“Having to identify new defenses is a new challenge for him that could be a little unsettling,” said Cousins. “But I just keep going back to the fact that he’s a professional, and he’s the kind of person that seems to roll with it and handle it really well. I have high expectations for him as a result.”
Perhaps part of the reason Bradbury has made such an impression in camp is his background at N.C. State, where he was surrounded by NFL talent, especially on the defensive line, that readied him for the battles he’ll soon be facing in the NFL.
Head coach Mike Zimmer appeared on the radio recently and made this declaration about the rookie: “[Gary] Kubiak said to me the other day, ‘If we were voting for offensive captains I’m not sure he wouldn’t get some votes.'”
Over the last two drafts, N.C. State produced 11 NFL draft picks. Out of 14 ACC schools, only Miami can match that with 11 of their own — more than Florida State or Clemson. In 2018, only Alabama had more draft picks than N.C. State.
Bradbury’s skillset — first as a guard, then as a center — was enhanced as a junior by facing 2018 third-round picks B.J. Hill (Giants) and Justin Jones (Chargers), both of whom are on this year’s Vikings schedule.
“You could see the culture change throughout my five years there,” Bradbury said. “Any time you have talent on a team iron sharpens iron. We had a lot of good battles in practice and I think that’s why we won the games that we did. It was a good few years.”
One of Bradbury’s closest friends on the team was quarterback Ryan Finley, a fourth-round selection of the Cincinnati Bengals. He was the videographer for Bradbury and Cole’s jet ski stunt, as well as Bradbury’s roommate last year.
Finley, Cole, Bradbury and a handful of teammates formed a casual book club at N.C. State where they read self-help guru Tim Ferriss — a way to better themselves off the field.
“We’re obviously football players and that’s our job,” said Bradbury, “but we’re obviously a lot more than that.”
On the field, that camaraderie had its benefits. Bradbury says that being surrounded by professional-caliber talent had a positive effect that not only raised the tide of the program but gave its many NFL hopefuls a model for how to prepare in practice and, eventually, how to get ready for the draft.
In an interview with Zone Coverage following the draft, Wolfpack offensive line coach Dwayne Ledford — who is now a coordinator with Louisville — said Bradbury turned into “one of the best practice players that I’ve ever been around.”
“Their hard work paid off,” said Bradbury of his former teammates. “It wasn’t by chance or luck that they went and had the success that they did.”
Friday night in New Orleans, Bradbury will put to the test all his offseason work that included a trip to Duke Manyweather’s offensive line camp, plenty of give-and-take with center-turned-guard Pat Elflein and thousands of snaps to Cousins.
He was one of the Vikings’ primary targets in last spring’s draft, brought in specifically to anchor their revamped wide zone scheme with his athleticism.
“There’s just a little bit more detail [in the NFL versus college],” Bradbury said early in camp. “You need to understand defenses a bit more.

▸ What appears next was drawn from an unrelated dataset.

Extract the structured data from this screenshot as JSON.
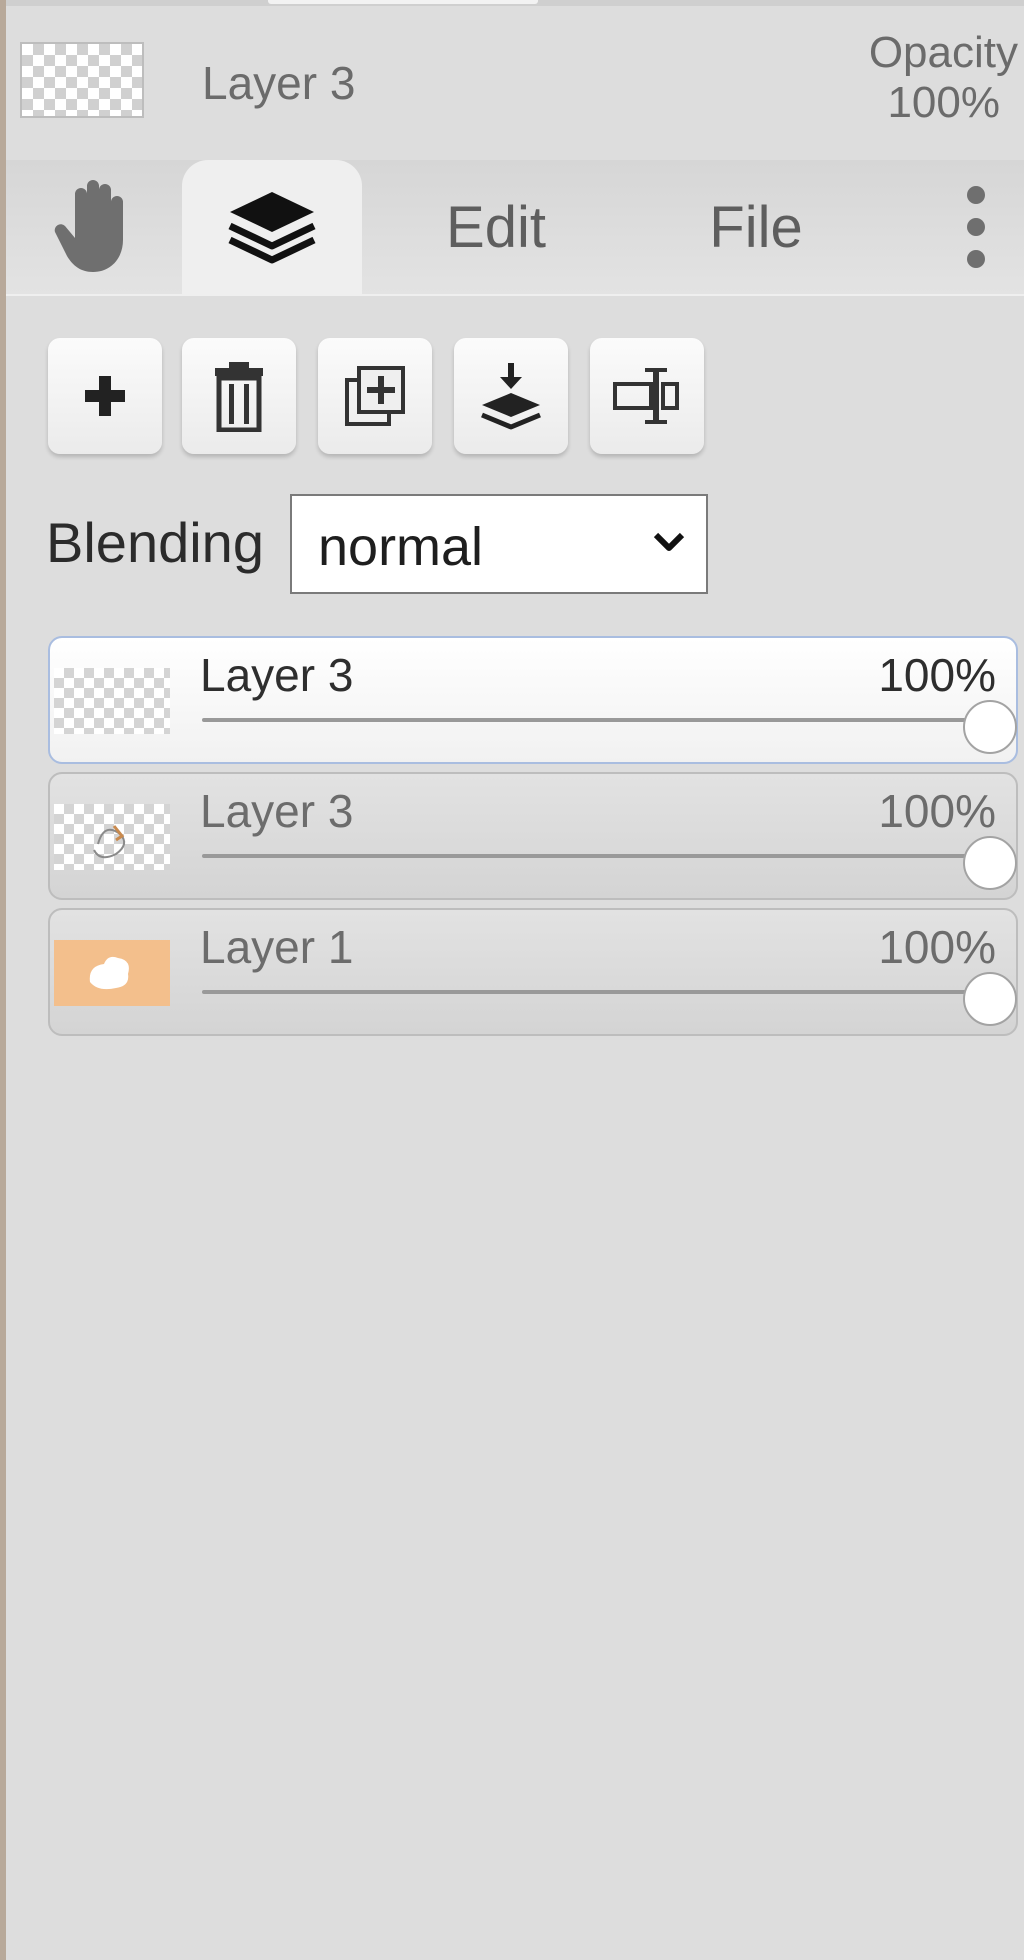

I don’t know if it’s a leg up, but it’s a play I love running as an offensive lineman, and it’s a really good scheme.”
Bradbury just turned 24 years old, one of the older offensive linemen drafted. Cousins, though, sees a maturity from Bradbury not usually evident in rookies.

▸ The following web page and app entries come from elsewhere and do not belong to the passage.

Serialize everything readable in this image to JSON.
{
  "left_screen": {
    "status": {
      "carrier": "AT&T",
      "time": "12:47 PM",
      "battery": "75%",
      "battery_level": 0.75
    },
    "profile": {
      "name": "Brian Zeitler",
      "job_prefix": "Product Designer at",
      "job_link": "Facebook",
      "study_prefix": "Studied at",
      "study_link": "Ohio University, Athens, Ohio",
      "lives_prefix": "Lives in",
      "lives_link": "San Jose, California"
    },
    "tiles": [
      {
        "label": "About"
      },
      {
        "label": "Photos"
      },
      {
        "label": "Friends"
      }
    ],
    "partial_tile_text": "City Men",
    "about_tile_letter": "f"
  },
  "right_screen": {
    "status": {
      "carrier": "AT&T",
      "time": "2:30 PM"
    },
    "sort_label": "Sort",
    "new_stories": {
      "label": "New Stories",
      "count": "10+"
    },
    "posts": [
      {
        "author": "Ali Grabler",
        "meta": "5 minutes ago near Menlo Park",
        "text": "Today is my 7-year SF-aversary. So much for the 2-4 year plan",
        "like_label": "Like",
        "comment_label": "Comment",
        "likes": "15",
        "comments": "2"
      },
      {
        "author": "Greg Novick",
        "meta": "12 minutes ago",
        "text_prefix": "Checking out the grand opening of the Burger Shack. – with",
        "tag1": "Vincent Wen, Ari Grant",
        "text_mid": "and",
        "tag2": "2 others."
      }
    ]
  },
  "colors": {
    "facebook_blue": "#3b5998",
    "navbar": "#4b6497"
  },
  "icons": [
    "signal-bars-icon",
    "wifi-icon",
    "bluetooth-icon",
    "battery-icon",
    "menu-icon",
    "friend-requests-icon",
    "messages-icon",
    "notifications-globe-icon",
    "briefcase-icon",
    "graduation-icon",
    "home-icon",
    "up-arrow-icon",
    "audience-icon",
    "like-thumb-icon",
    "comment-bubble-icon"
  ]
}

“He’s very mature,” said Cousins after a training camp walkthrough. “I just talked to him in the locker room, and I just feel I’m not talking to someone who’s right out of college. I feel like I’m talking to someone who’s about my age.”
Well-rounded from his N.C. State journey, Bradbury does not come across as easily fazed. But it doesn’t mean he’s immune to nerves. After all, not every day can be spent riding jet skis at Lake Wylie.

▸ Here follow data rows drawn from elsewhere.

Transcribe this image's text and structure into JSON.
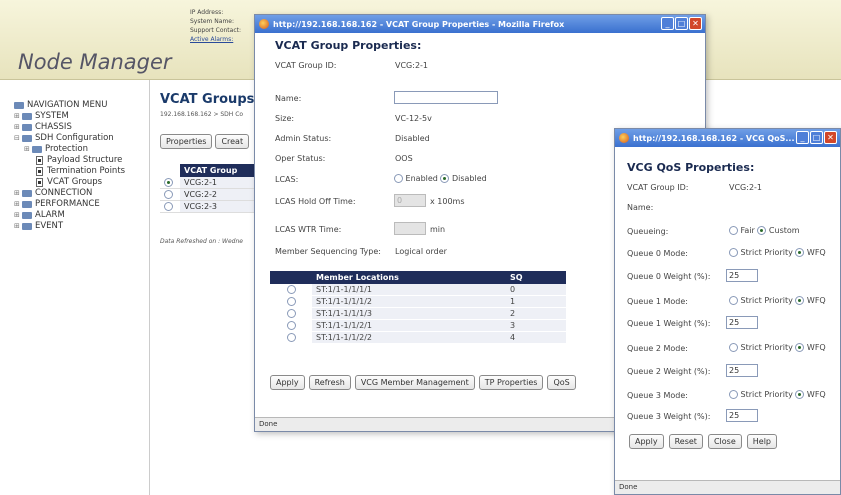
{
  "header": {
    "logo": "Node Manager",
    "info": [
      "IP Address:",
      "System Name:",
      "Support Contact:",
      "Active Alarms:"
    ]
  },
  "nav": {
    "items": [
      {
        "label": "NAVIGATION MENU",
        "level": 0,
        "kind": "root"
      },
      {
        "label": "SYSTEM",
        "level": 0,
        "kind": "folder"
      },
      {
        "label": "CHASSIS",
        "level": 0,
        "kind": "folder"
      },
      {
        "label": "SDH Configuration",
        "level": 0,
        "kind": "folder-open"
      },
      {
        "label": "Protection",
        "level": 1,
        "kind": "folder"
      },
      {
        "label": "Payload Structure",
        "level": 2,
        "kind": "doc"
      },
      {
        "label": "Termination Points",
        "level": 2,
        "kind": "doc"
      },
      {
        "label": "VCAT Groups",
        "level": 2,
        "kind": "doc"
      },
      {
        "label": "CONNECTION",
        "level": 0,
        "kind": "folder"
      },
      {
        "label": "PERFORMANCE",
        "level": 0,
        "kind": "folder"
      },
      {
        "label": "ALARM",
        "level": 0,
        "kind": "folder"
      },
      {
        "label": "EVENT",
        "level": 0,
        "kind": "folder"
      }
    ]
  },
  "content": {
    "title": "VCAT Groups",
    "breadcrumb": "192.168.168.162 > SDH Co",
    "buttons": [
      "Properties",
      "Creat"
    ],
    "table_header": "VCAT Group",
    "rows": [
      {
        "name": "VCG:2-1",
        "selected": true
      },
      {
        "name": "VCG:2-2",
        "selected": false
      },
      {
        "name": "VCG:2-3",
        "selected": false
      }
    ],
    "refresh_text": "Data Refreshed on : Wedne"
  },
  "vcat_window": {
    "titlebar": "http://192.168.168.162 - VCAT Group Properties - Mozilla Firefox",
    "heading": "VCAT Group Properties:",
    "fields": {
      "group_id_label": "VCAT Group ID:",
      "group_id": "VCG:2-1",
      "name_label": "Name:",
      "name_value": "",
      "size_label": "Size:",
      "size": "VC-12-5v",
      "admin_label": "Admin Status:",
      "admin": "Disabled",
      "oper_label": "Oper Status:",
      "oper": "OOS",
      "lcas_label": "LCAS:",
      "lcas_enabled": "Enabled",
      "lcas_disabled": "Disabled",
      "lcas_selected": "Disabled",
      "hold_label": "LCAS Hold Off Time:",
      "hold_value": "0",
      "hold_unit": "x 100ms",
      "wtr_label": "LCAS WTR Time:",
      "wtr_value": "",
      "wtr_unit": "min",
      "seq_label": "Member Sequencing Type:",
      "seq": "Logical order"
    },
    "members": {
      "headers": [
        "Member Locations",
        "SQ"
      ],
      "rows": [
        {
          "loc": "ST:1/1-1/1/1/1",
          "sq": "0"
        },
        {
          "loc": "ST:1/1-1/1/1/2",
          "sq": "1"
        },
        {
          "loc": "ST:1/1-1/1/1/3",
          "sq": "2"
        },
        {
          "loc": "ST:1/1-1/1/2/1",
          "sq": "3"
        },
        {
          "loc": "ST:1/1-1/1/2/2",
          "sq": "4"
        }
      ]
    },
    "buttons": [
      "Apply",
      "Refresh",
      "VCG Member Management",
      "TP Properties",
      "QoS"
    ],
    "status": "Done"
  },
  "qos_window": {
    "titlebar": "http://192.168.168.162 - VCG QoS...",
    "heading": "VCG QoS Properties:",
    "group_id_label": "VCAT Group ID:",
    "group_id": "VCG:2-1",
    "name_label": "Name:",
    "queueing_label": "Queueing:",
    "queueing_fair": "Fair",
    "queueing_custom": "Custom",
    "queues": [
      {
        "mode_label": "Queue 0 Mode:",
        "weight_label": "Queue 0 Weight (%):",
        "weight": "25"
      },
      {
        "mode_label": "Queue 1 Mode:",
        "weight_label": "Queue 1 Weight (%):",
        "weight": "25"
      },
      {
        "mode_label": "Queue 2 Mode:",
        "weight_label": "Queue 2 Weight (%):",
        "weight": "25"
      },
      {
        "mode_label": "Queue 3 Mode:",
        "weight_label": "Queue 3 Weight (%):",
        "weight": "25"
      }
    ],
    "mode_strict": "Strict Priority",
    "mode_wfq": "WFQ",
    "buttons": [
      "Apply",
      "Reset",
      "Close",
      "Help"
    ],
    "status": "Done"
  }
}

“I expect pregame jitters. I had those in college every year,” said Bradbury, “but as soon as you hit someone, as soon as that first ball is snapped, all that goes away and you just play football again.”